Peirce built on past work more than Frege but even he was not codifying existing practice. The use of variables as in quantifier logic was largely alien to pre-19th century mathematics, and even informal use of nested quantifiers does not really appear until the work of Dedekind and Weierstrass (one can detect some precursors to it in Gauss, Cauchy, Dirichlet and Riemann, among others, but their use is transitional from the older framework of "variable quantities"). Aristotelian logic, syllogistic, is roughly equivalent to the monadic (one-place) predicate calculus, and does not require variables, mathematical purposes met by nested quantifiers were served by iterated construction (as in Euclidean geometry) and infinitesimal/kinematic interpretations (as in calculus). For a comparison of pre and post quantifier practice see Friedman's Kant's Theory of Geometry.

The movement towards modern use originated in the rise of abstract algebra, the origins of which can perhaps be traced to Vieta, see Viète's Relevance and his Connection to Euler, and it was partly anticipated by Leibniz. However, Leibniz's logical ideas had very little influence, and much of his work remained unpublished until after they were rediscovered by others. An extension of algebra to logic was developed by Boole in The Mathematical Analysis of Logic (1847), where propositional variables were introduced, and de Morgan introduced polyadic predicates (relations) in On the syllogism, No. IV, and on the Logic of Relations (1859), thus setting the stage for quantifiers. Weierstrass's limits and Dedekind's cuts soon generated applications for them. Here is from Dipert:

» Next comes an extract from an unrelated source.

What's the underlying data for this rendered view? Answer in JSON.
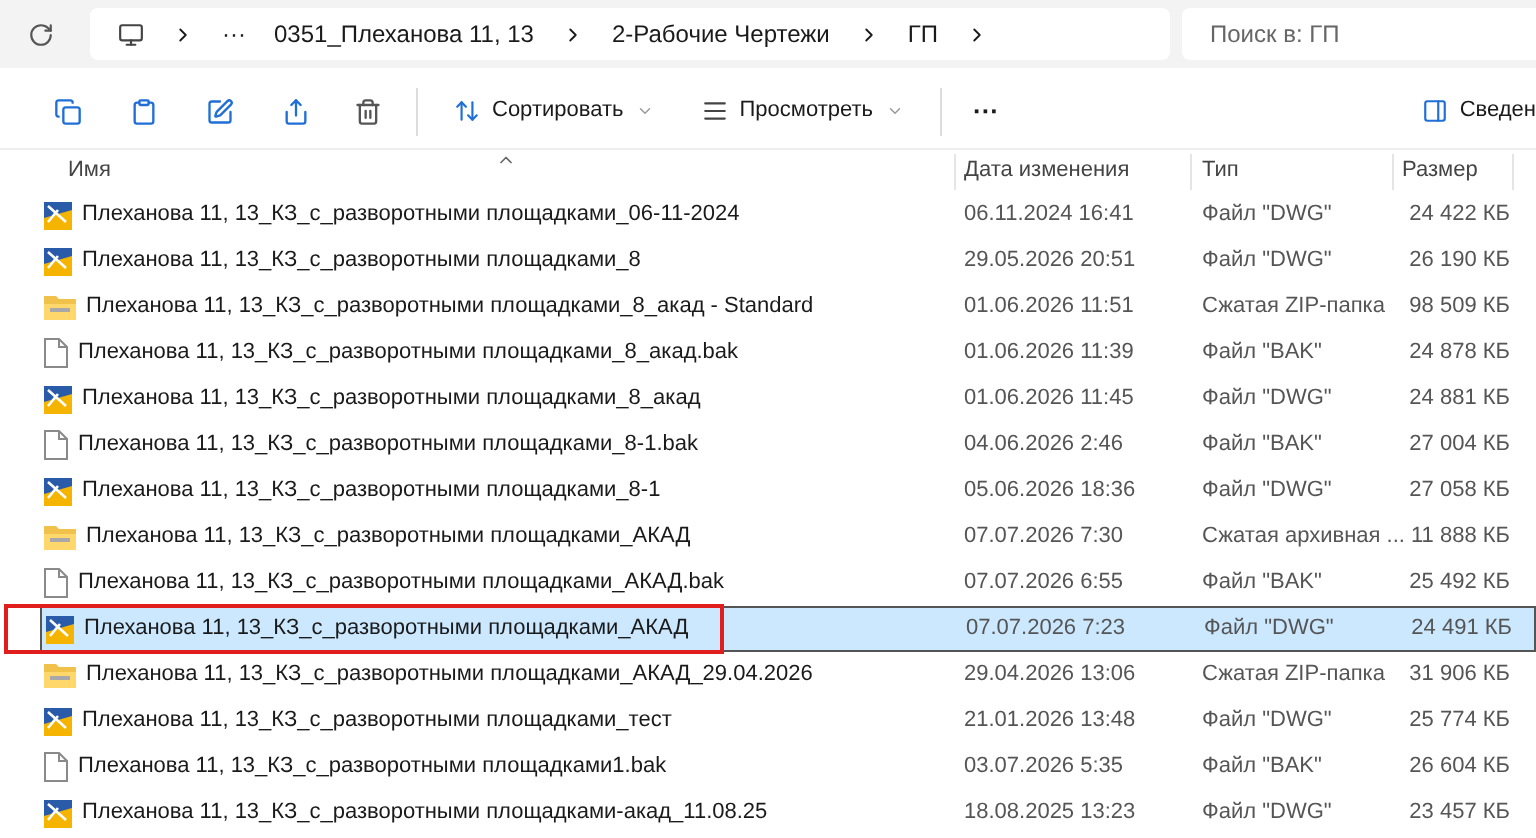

"Frege, apparently in response to the negative reviews attracted by his Begriffsschrift, especially one by Schroder, wrote several essays in the early 1880s in an attempt to show how his logic was superior to traditional and Boolean logic (see Frege 1880 and 1882). He shows no appreciation of the work by De Morgan and Peirce, primarily criticizes Boole's work from a quarter century earlier, and seizes mainly on issues and faults which are controversial, even today, or from which most Booleans had retreated or were then retreating... The advantages of his elegant, rigorous theory, and the implications it had for the theory of relations, became lost in this polemic for most 19th century readers.

However, Frege's battle was not lost. His victory was merely postponed a generation. Unfortunately, the legitimate contributions of Peirce and Schröder, especially to the logic of the relations, did get lost in the ensuing fray. Neither Peirce nor Schröder had the services of such an excellent propagandist as Russell. The Peirce-Schröder calculus was portrayed as purely algebraic, without the variable-binding operators Peirce regarded as essential and to which Schröder usually resorted; its weaknesses were rhetorically exploited with the bon mot 'too complicated'; its subtlest achievements were ignored (e.g., clever theorems proven and Peirce's insights into the differences between the monadic and polyadic predicate logic); and, in a final injustice, the development of the theory of relations in Principia Mathematica owes most, especially in notation, to Schröder via the influence of Peano rather than to Frege, but it was presented without substantial acknowledgement. Alfred Tarski is one of the few logicians or historians writing in the 20th century who seems to realize the proportions of this injustice".

• Wow, I'm amazed to hear that the analogy between $\Sigma$ and $\exists$ was present in Peirce! – Kevin Carlson Mar 4 '18 at 19:21